INFORMATION Block Start

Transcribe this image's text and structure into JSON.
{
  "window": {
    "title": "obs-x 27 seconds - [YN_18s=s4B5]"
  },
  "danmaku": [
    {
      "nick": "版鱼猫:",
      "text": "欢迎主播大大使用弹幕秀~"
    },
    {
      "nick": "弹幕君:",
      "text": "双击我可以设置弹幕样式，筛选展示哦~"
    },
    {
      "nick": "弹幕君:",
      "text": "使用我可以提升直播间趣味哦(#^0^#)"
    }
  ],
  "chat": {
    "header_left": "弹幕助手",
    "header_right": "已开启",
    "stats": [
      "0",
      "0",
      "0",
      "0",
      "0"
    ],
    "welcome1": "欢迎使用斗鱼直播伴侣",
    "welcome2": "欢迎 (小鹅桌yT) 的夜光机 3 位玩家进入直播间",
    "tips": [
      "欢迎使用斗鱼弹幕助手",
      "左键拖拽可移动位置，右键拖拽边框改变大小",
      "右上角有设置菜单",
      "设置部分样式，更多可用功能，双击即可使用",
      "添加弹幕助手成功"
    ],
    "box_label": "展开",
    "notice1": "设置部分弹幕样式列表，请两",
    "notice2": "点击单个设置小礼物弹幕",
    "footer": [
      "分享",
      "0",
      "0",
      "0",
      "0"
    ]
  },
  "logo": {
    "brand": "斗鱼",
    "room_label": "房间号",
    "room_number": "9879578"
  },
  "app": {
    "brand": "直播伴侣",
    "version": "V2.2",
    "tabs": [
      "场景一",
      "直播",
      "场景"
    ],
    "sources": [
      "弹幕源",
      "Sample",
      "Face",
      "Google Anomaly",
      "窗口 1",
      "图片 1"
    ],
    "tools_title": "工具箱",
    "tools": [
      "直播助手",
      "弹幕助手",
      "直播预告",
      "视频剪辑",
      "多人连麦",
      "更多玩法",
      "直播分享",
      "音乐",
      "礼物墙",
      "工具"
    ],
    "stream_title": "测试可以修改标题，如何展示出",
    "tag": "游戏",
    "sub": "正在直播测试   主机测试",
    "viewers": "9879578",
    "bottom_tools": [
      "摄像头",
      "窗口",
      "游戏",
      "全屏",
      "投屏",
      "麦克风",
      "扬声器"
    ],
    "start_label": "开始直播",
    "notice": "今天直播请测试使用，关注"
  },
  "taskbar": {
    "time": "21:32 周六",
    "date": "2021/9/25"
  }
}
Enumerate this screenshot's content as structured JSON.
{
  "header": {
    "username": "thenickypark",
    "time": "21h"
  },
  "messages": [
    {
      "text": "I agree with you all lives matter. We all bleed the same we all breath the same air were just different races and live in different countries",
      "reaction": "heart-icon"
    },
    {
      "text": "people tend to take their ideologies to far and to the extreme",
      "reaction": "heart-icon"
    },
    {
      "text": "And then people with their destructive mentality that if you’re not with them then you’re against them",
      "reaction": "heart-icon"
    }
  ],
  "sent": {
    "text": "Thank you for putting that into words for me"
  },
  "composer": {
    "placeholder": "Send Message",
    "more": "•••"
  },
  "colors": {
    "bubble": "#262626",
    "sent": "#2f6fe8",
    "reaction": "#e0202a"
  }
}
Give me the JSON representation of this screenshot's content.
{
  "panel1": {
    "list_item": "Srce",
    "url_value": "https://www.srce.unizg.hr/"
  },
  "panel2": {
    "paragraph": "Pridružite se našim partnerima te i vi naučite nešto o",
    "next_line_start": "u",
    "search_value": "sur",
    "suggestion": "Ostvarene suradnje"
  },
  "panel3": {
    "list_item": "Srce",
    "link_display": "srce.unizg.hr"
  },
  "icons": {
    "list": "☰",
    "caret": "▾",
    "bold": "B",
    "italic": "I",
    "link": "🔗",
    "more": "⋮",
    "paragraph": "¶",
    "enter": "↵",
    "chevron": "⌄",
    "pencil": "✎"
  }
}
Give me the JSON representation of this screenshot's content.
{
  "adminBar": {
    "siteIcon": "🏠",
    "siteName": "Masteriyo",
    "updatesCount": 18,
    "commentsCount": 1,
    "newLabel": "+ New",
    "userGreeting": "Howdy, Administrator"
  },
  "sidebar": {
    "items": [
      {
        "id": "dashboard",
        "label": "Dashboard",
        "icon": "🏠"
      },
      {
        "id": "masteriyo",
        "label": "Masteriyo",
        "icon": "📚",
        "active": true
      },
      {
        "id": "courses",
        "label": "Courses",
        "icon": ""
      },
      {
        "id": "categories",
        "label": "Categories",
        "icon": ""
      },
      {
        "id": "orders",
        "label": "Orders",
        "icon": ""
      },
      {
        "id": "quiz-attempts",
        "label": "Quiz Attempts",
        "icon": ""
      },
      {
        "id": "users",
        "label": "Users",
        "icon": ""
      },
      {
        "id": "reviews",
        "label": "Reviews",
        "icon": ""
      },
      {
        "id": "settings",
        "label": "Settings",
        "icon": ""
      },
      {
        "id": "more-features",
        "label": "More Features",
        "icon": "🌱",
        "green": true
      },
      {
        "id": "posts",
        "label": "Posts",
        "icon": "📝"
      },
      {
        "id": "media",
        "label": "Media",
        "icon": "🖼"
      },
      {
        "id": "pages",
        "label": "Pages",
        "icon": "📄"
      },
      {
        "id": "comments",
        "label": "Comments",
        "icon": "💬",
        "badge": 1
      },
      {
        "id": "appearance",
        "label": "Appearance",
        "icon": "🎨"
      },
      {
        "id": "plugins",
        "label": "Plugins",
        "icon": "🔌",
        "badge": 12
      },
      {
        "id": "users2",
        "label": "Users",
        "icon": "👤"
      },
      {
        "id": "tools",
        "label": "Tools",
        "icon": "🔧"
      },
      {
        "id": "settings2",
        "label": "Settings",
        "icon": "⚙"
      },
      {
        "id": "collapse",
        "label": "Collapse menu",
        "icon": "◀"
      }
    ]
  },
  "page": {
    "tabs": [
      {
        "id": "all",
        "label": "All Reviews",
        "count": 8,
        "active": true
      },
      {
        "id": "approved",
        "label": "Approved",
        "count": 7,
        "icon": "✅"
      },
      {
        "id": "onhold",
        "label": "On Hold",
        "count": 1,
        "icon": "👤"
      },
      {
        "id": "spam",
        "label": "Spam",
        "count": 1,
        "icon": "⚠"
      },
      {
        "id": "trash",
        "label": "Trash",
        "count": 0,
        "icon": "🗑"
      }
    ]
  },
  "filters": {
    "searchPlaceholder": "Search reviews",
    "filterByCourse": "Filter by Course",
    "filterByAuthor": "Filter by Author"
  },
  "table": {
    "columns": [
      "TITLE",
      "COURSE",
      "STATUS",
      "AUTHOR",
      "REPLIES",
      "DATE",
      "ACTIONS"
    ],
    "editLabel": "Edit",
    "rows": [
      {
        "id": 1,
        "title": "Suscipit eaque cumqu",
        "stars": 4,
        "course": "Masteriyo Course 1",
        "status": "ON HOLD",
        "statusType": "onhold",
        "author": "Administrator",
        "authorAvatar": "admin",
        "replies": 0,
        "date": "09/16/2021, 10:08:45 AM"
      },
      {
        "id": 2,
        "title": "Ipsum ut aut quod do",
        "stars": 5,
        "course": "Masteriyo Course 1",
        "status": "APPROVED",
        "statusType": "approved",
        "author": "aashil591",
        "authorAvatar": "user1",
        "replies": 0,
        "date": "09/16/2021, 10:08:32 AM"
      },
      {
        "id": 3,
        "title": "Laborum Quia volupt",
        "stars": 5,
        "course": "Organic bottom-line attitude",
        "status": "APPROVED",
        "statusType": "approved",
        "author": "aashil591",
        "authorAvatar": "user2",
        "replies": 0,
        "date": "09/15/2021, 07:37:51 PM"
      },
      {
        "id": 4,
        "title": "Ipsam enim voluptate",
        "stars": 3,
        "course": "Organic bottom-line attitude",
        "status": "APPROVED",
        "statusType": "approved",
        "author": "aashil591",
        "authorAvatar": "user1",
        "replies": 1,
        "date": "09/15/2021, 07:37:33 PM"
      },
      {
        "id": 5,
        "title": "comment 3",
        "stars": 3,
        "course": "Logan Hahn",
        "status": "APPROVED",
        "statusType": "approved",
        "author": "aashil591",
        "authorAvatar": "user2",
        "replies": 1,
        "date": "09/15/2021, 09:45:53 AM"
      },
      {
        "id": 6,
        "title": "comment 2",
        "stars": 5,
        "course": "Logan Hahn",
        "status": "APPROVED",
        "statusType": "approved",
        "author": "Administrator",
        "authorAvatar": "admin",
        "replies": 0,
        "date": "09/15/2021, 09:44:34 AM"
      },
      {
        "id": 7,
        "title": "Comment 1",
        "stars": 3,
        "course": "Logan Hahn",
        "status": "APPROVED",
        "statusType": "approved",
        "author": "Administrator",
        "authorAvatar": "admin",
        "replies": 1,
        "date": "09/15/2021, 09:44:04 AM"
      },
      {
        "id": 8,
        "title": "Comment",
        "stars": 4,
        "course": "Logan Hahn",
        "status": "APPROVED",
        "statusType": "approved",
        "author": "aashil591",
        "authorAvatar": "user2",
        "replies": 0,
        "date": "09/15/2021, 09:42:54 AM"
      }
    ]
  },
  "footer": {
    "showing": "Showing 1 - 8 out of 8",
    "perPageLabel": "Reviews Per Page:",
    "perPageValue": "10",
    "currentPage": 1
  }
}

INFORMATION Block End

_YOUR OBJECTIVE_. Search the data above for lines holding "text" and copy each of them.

_ANSWER TO THIS EXERCISE_.
Transcribe this image's text and structure into JSON.
      "text": "欢迎主播大大使用弹幕秀~"
      "text": "双击我可以设置弹幕样式，筛选展示哦~"
      "text": "使用我可以提升直播间趣味哦(#^0^#)"
      "text": "I agree with you all lives matter. We all bleed the same we all breath the same air were just different races and live in different countries",
      "text": "people tend to take their ideologies to far and to the extreme",
      "text": "And then people with their destructive mentality that if you’re not with them then you’re against them",
    "text": "Thank you for putting that into words for me"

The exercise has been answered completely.